But it's in his Notebook essays - those herniated salvoes that simultaneously mourn the loss of American letters and remind us of how little we're missing - that Lapham really earns his daily EGG. It was he who first realized that combining, for example, the Bernard Goetz shooting, the box office success of Beverly Hills Cop, and a passage from Santayana would produce a trend piece that raises some disturbing questions about the state of the nation's soul. Despite his knack for Loeb Classical Library quotations and ex recto statistics (such as his recent announcement that about 200 million Americans are functionally illiterate), he must share the blame for midwifing the kind of cracker-barrel cultural vectoring that now passes for journalism in finer magazines everywhere.

Goring the sacred cows of high and low culture is a good way to keep those naughty-boy credentials updated, but Lapham's real skill lies in endlessly delivering the one message Americans never tire of hearing: that we're all a bunch of ignorant morons. Now we're all for this dumbing-down business, but to review Lapham's works from the late-'70s until today is to be perpetually primed for a cultural apocalypse that never seems to happen. His '80s pieces are rife with "the American people know more of Morton Downey Jr. than of Henry Adams"-type tweezering, while his '90s essays make bold with "students are more familiar with Jerry Springer than Juvenal"-style mummery. Sometimes, in fact, the same cultural icon can be spun two different ways. John Updike, reviled in a Lapham-edited essay in 1981 as a writer of "tales of cunnilingus," is the hero of a 1998 reminiscence in which Lapham and his Yale buddies used to "get up at 3 a.m. to meet the train carrying a new issue of The New Yorker, with, say, a new Updike story."
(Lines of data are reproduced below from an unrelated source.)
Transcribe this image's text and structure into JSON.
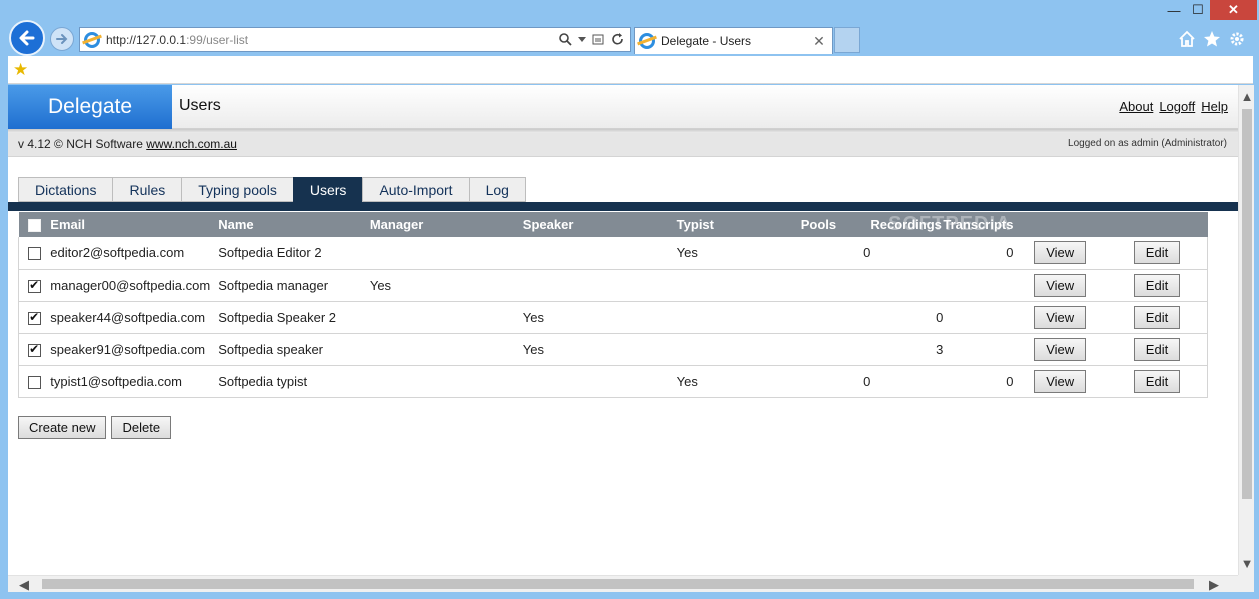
{
  "browser": {
    "url_host": "http://127.0.0.1",
    "url_path": ":99/user-list",
    "tab_title": "Delegate - Users",
    "tab_close": "✕",
    "win_min": "—",
    "win_max": "☐",
    "win_close": "✕",
    "icons": [
      "back-arrow-icon",
      "forward-arrow-icon",
      "ie-logo-icon",
      "search-icon",
      "dropdown-icon",
      "compat-icon",
      "refresh-icon",
      "home-icon",
      "favorites-star-icon",
      "settings-gear-icon",
      "add-favorite-icon"
    ]
  },
  "app": {
    "brand": "Delegate",
    "page_title": "Users",
    "links": {
      "about": "About",
      "logoff": "Logoff",
      "help": "Help"
    },
    "version_text": "v 4.12 © NCH Software",
    "version_link": "www.nch.com.au",
    "logged_on": "Logged on as admin (Administrator)",
    "watermark": "SOFTPEDIA"
  },
  "tabs": [
    {
      "label": "Dictations",
      "active": false
    },
    {
      "label": "Rules",
      "active": false
    },
    {
      "label": "Typing pools",
      "active": false
    },
    {
      "label": "Users",
      "active": true
    },
    {
      "label": "Auto-Import",
      "active": false
    },
    {
      "label": "Log",
      "active": false
    }
  ],
  "table": {
    "columns": [
      "Email",
      "Name",
      "Manager",
      "Speaker",
      "Typist",
      "Pools",
      "Recordings",
      "Transcripts"
    ],
    "view_label": "View",
    "edit_label": "Edit",
    "rows": [
      {
        "checked": false,
        "email": "editor2@softpedia.com",
        "name": "Softpedia Editor 2",
        "manager": "",
        "speaker": "",
        "typist": "Yes",
        "pools": "0",
        "recordings": "",
        "transcripts": "0"
      },
      {
        "checked": true,
        "email": "manager00@softpedia.com",
        "name": "Softpedia manager",
        "manager": "Yes",
        "speaker": "",
        "typist": "",
        "pools": "",
        "recordings": "",
        "transcripts": ""
      },
      {
        "checked": true,
        "email": "speaker44@softpedia.com",
        "name": "Softpedia Speaker 2",
        "manager": "",
        "speaker": "Yes",
        "typist": "",
        "pools": "",
        "recordings": "0",
        "transcripts": ""
      },
      {
        "checked": true,
        "email": "speaker91@softpedia.com",
        "name": "Softpedia speaker",
        "manager": "",
        "speaker": "Yes",
        "typist": "",
        "pools": "",
        "recordings": "3",
        "transcripts": ""
      },
      {
        "checked": false,
        "email": "typist1@softpedia.com",
        "name": "Softpedia typist",
        "manager": "",
        "speaker": "",
        "typist": "Yes",
        "pools": "0",
        "recordings": "",
        "transcripts": "0"
      }
    ]
  },
  "actions": {
    "create": "Create new",
    "delete": "Delete"
  },
  "colors": {
    "brand_blue": "#1f6fd0",
    "tab_navy": "#16324f",
    "header_gray": "#828b94"
  }
}
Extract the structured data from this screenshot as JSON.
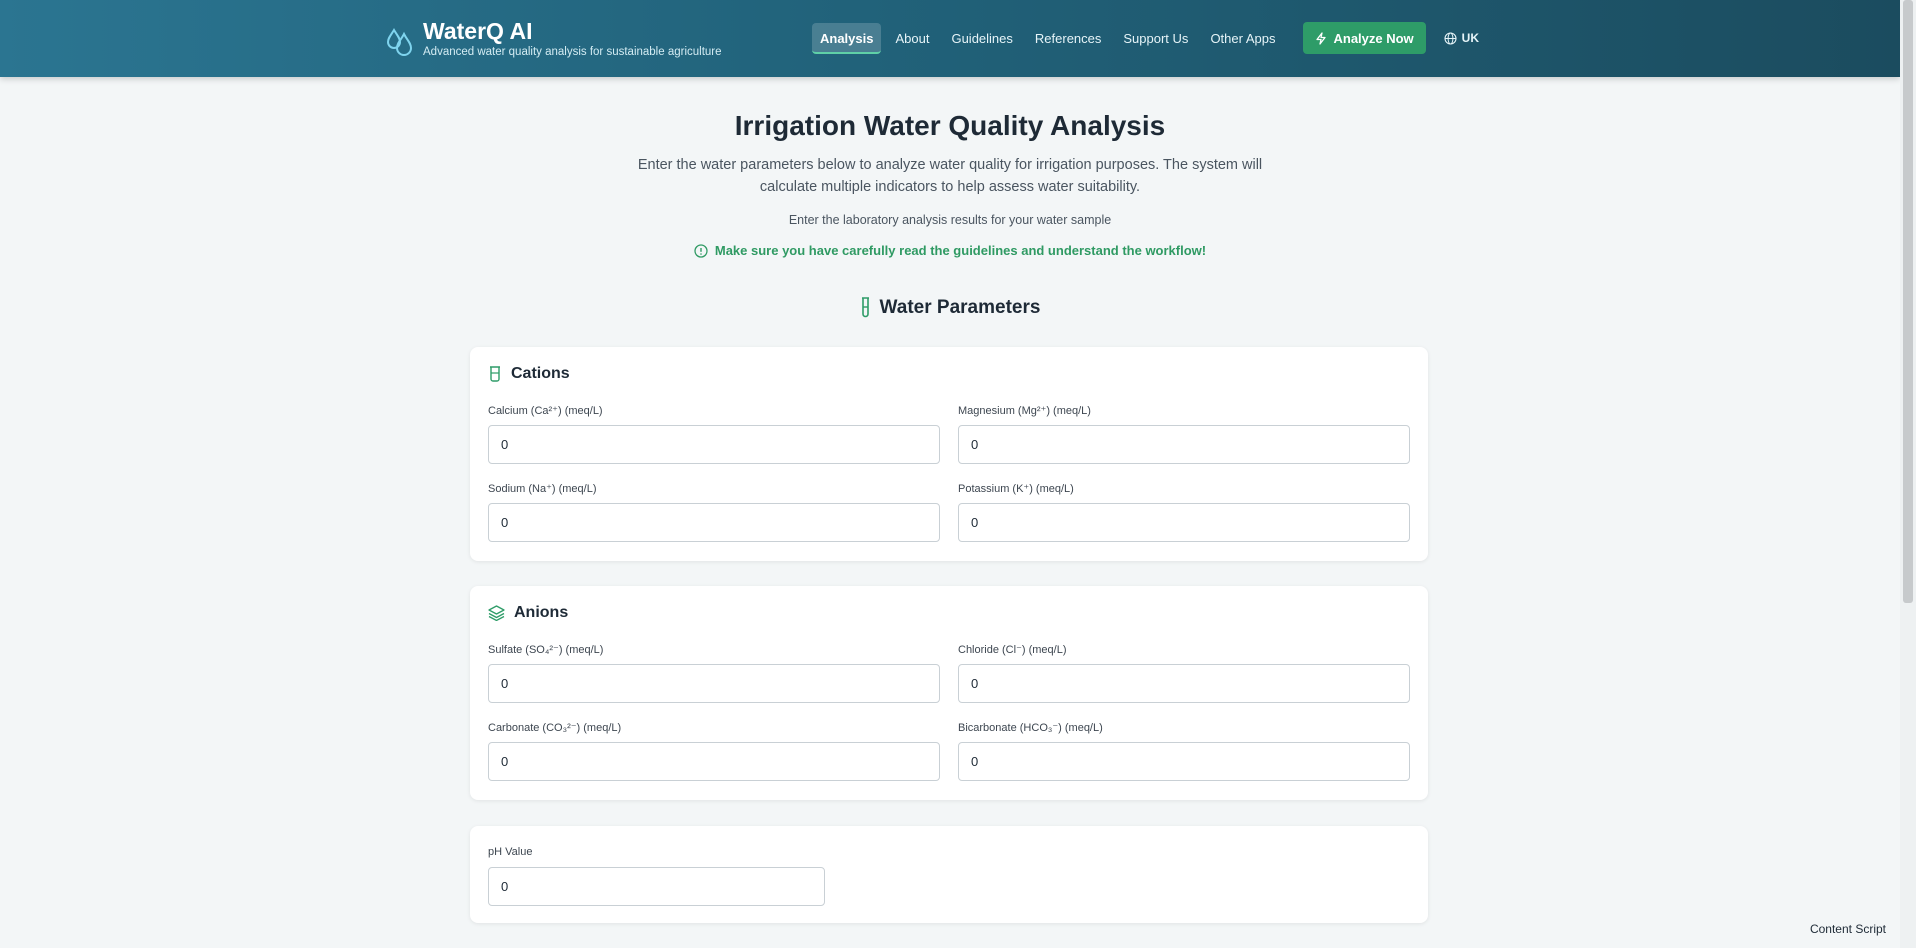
{
  "brand": {
    "title": "WaterQ AI",
    "subtitle": "Advanced water quality analysis for sustainable agriculture",
    "icon": "water-drops-icon"
  },
  "nav": {
    "items": [
      {
        "label": "Analysis",
        "active": true
      },
      {
        "label": "About"
      },
      {
        "label": "Guidelines"
      },
      {
        "label": "References"
      },
      {
        "label": "Support Us"
      },
      {
        "label": "Other Apps"
      }
    ],
    "analyze_label": "Analyze Now",
    "analyze_icon": "lightning-icon",
    "language_label": "UK",
    "language_icon": "globe-icon"
  },
  "intro": {
    "title": "Irrigation Water Quality Analysis",
    "description": "Enter the water parameters below to analyze water quality for irrigation purposes. The system will calculate multiple indicators to help assess water suitability.",
    "subtitle": "Enter the laboratory analysis results for your water sample",
    "warning": "Make sure you have carefully read the guidelines and understand the workflow!"
  },
  "section": {
    "title": "Water Parameters",
    "icon": "test-tube-icon"
  },
  "cations": {
    "title": "Cations",
    "icon": "beaker-icon",
    "fields": [
      {
        "label": "Calcium (Ca²⁺) (meq/L)",
        "value": "0"
      },
      {
        "label": "Magnesium (Mg²⁺) (meq/L)",
        "value": "0"
      },
      {
        "label": "Sodium (Na⁺) (meq/L)",
        "value": "0"
      },
      {
        "label": "Potassium (K⁺) (meq/L)",
        "value": "0"
      }
    ]
  },
  "anions": {
    "title": "Anions",
    "icon": "layers-icon",
    "fields": [
      {
        "label": "Sulfate (SO₄²⁻) (meq/L)",
        "value": "0"
      },
      {
        "label": "Chloride (Cl⁻) (meq/L)",
        "value": "0"
      },
      {
        "label": "Carbonate (CO₃²⁻) (meq/L)",
        "value": "0"
      },
      {
        "label": "Bicarbonate (HCO₃⁻) (meq/L)",
        "value": "0"
      }
    ]
  },
  "ph": {
    "label": "pH Value",
    "value": "0"
  },
  "footer": {
    "note": "Content Script"
  },
  "colors": {
    "accent": "#2e9c68",
    "header_start": "#2b7591",
    "header_end": "#1b4c5f"
  }
}
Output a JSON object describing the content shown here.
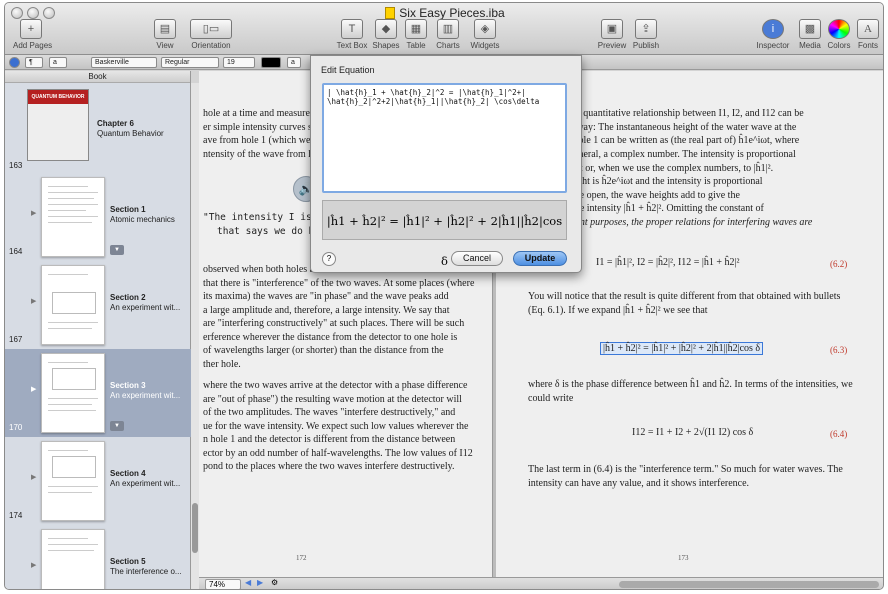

On the other hand, MTV - which debuted before most of today's teenagers were born - remains the immutable shorthand for all things new and cretinous. Indeed, Lapham's rolling time line for just when things started going all to hell is worthy of a Poisson distribution chart. His 1980 book Fortune's Child, bemoans the way American democracy has been giving way to moral nincompoopery "for the last thirty years." An audience enduring a Lapham lecture a few months ago was informed that "for the last 30 years, Americans haven't given a damn about literature or the arts." And so on and on and on. When American culture really does slam head-on into the collision Lapham has foretold these many years (we predict it will happen in 30 years), we have no doubt he'll tell us that he told us so. Then he'll tell us again. Meanwhile, we're hoping he'll use his EGG grant to buy a nice nicotine patch and put himself through an extended period of cultural withdrawal.

Residence: New York, New York (although, to paraphrase his recent comments in the Los Angeles Times, he left his heart in San Francisco)
Age: 63
Award: A carton of Parliaments plus five cents in punitive damages from everyone who's ever "plagiarized" the Harper's Index concept.




courtesy of the Sucksters